The variety of habitats in Pinery help make the park a unique place. The protection of these habitats is just one example of how Ontario Parks helps to preserve Ontario's ecological diversity through its system of provincial parks. One of the unique habitats in Pinery is the Old Ausable River Channel.
The Old Ausable Channel possesses all of the qualities that once characterized the watersheds of Southwestern Ontario. Today, clean, clear water still flows through this channel.
The First Ausable River Cut - Port Franks
A major influence on the water quality of the Old Ausable Channel was the development of agriculture outside of the park boundaries. In 1876, as the need for prime agricultural land increased, farmers began draining the nearby Lakes Burwell and George. This was accomplished by cutting a channel, just south of the park, from the mouth of the river to another section of the Ausable River, through Lake Burwell. Sand deposited as a result of the "cut" and quickly destroyed the Port Franks harbour.
The Second Ausable River Cut - Grand Bend
In 1892, a 400-yard trench was dug to the north of the park to link Grand Bend to Lake Huron. This second cut created the harbour in Grand Bend, but reduced the discharge of water that flowed through the park. This diverted flow protects the Old Ausable Channel by diverting the agricultural run-off and pollutants away from the channel, directly into Lake Huron.
Narrow Watershed Area

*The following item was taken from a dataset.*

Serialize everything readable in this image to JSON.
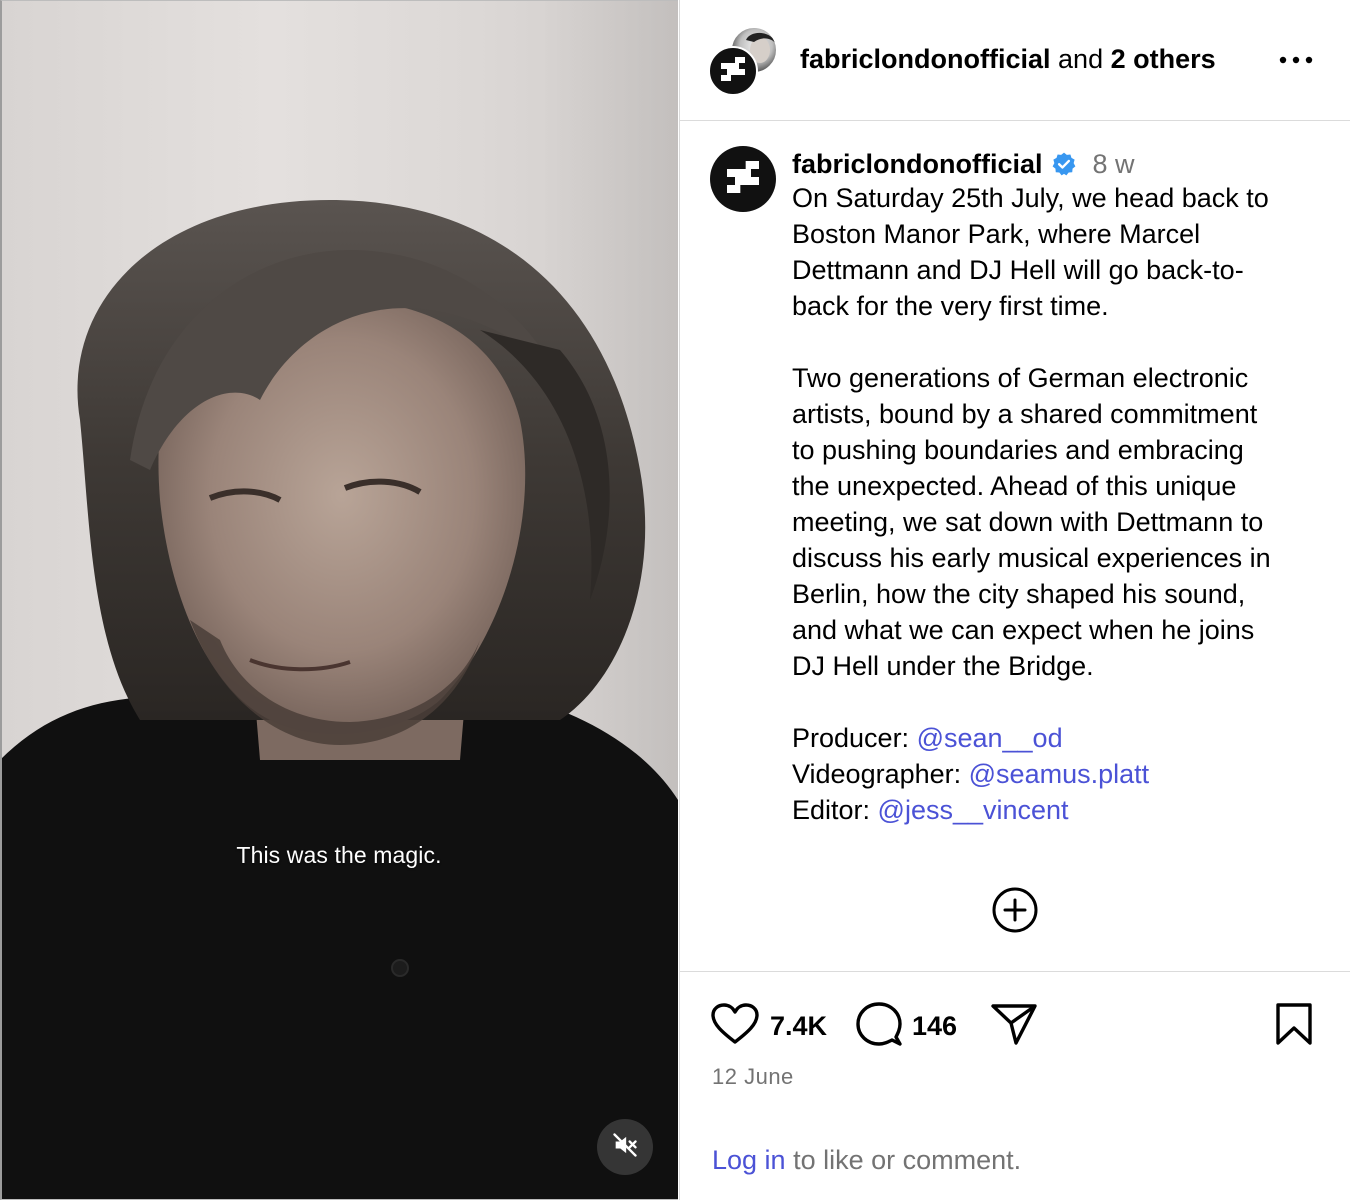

The second major influence on the water quality of the Old Ausable Channel is the topography of the park. On the East side of the park, there is a ridge of dunes. The ridge and its underlying bedrock contain precipitation and ground water flow within the park. Another parallel ridge of freshwater dunes adjacent to the beach directs water flow into Lake Huron. The Old Ausable Channel is located between both of these ridges and the park's topography helps to funnel precipitation and groundwater into the channel.

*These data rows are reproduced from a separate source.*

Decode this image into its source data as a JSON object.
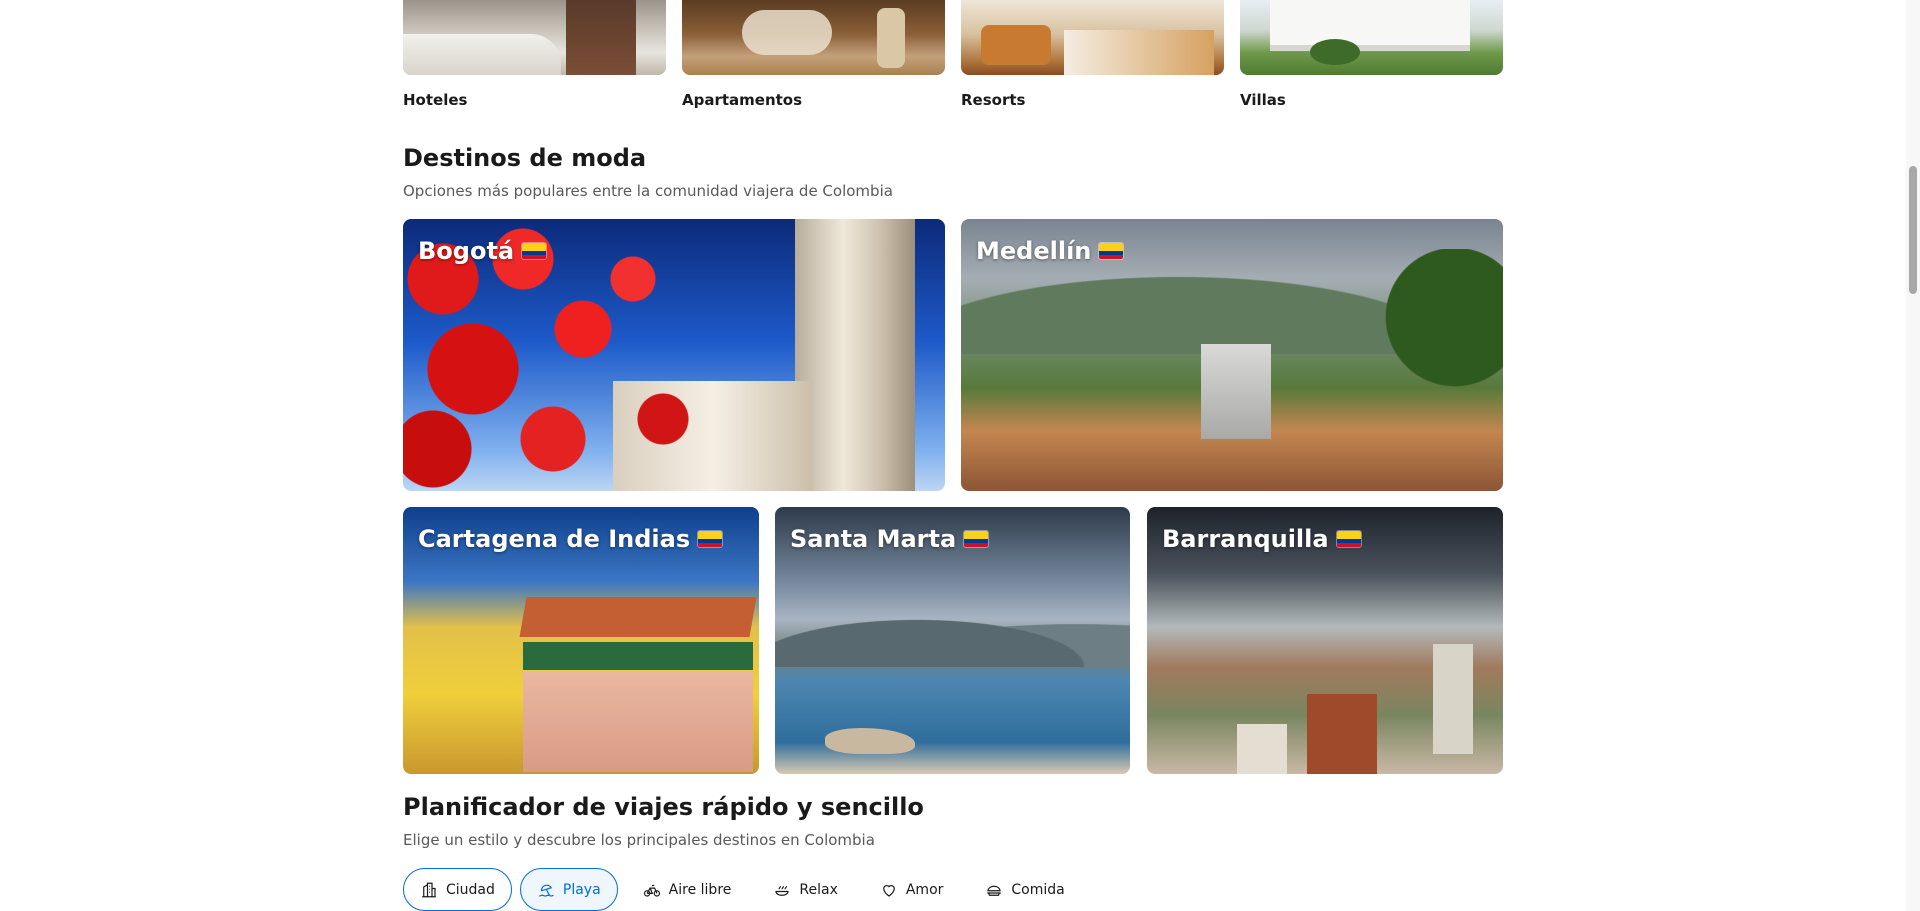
{
  "property_types": [
    {
      "label": "Hoteles"
    },
    {
      "label": "Apartamentos"
    },
    {
      "label": "Resorts"
    },
    {
      "label": "Villas"
    }
  ],
  "trending": {
    "title": "Destinos de moda",
    "subtitle": "Opciones más populares entre la comunidad viajera de Colombia",
    "destinations": [
      {
        "name": "Bogotá",
        "flag_icon": "colombia-flag-icon"
      },
      {
        "name": "Medellín",
        "flag_icon": "colombia-flag-icon"
      },
      {
        "name": "Cartagena de Indias",
        "flag_icon": "colombia-flag-icon"
      },
      {
        "name": "Santa Marta",
        "flag_icon": "colombia-flag-icon"
      },
      {
        "name": "Barranquilla",
        "flag_icon": "colombia-flag-icon"
      }
    ]
  },
  "planner": {
    "title": "Planificador de viajes rápido y sencillo",
    "subtitle": "Elige un estilo y descubre los principales destinos en Colombia",
    "chips": [
      {
        "label": "Ciudad",
        "icon": "city-icon"
      },
      {
        "label": "Playa",
        "icon": "beach-icon",
        "selected": true
      },
      {
        "label": "Aire libre",
        "icon": "bicycle-icon"
      },
      {
        "label": "Relax",
        "icon": "spa-icon"
      },
      {
        "label": "Amor",
        "icon": "heart-icon"
      },
      {
        "label": "Comida",
        "icon": "food-icon"
      }
    ]
  },
  "colors": {
    "accent": "#006ce4",
    "text": "#1a1a1a",
    "subtext": "#595959"
  }
}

Old Ausable Channel Springs
The third major influence on the quality of the Old Ausable Channel is the source of its water. Freshwater springs located beneath the river supply a clean source of water for the park. The cuts divert pollutants, the slope of the land stops pollutants from entering the park and the springs continually supply the river with clean water. The hydrology of the channel results in a unique aquatic ecosystem that boasts several rare fish species.
To explore the river, paddle a canoe along the water, hike the Riverside, Bittersweet, Hickory and Heritage Trails or bike along the river on the Bicycle Trail. More information about the river can be found in the numerous trail guides available at the head of each trail or for sale in The Friends of Pinery Nature Gift Shop .
In addition, during the summer months, park visitors may wish to join a Park Naturalist at an evening program, Ooze n' Gooze, or for one of our Canoe Hikes. All of these programs are part of our well-known Summer Interpretive Program.
School and youth groups may wish to learn more about Pinery's river by booking a program such as the Old Ausable Channel Aquatic Study or Canoe Excursion. This, and other programs, can be booked through our Group Education Program.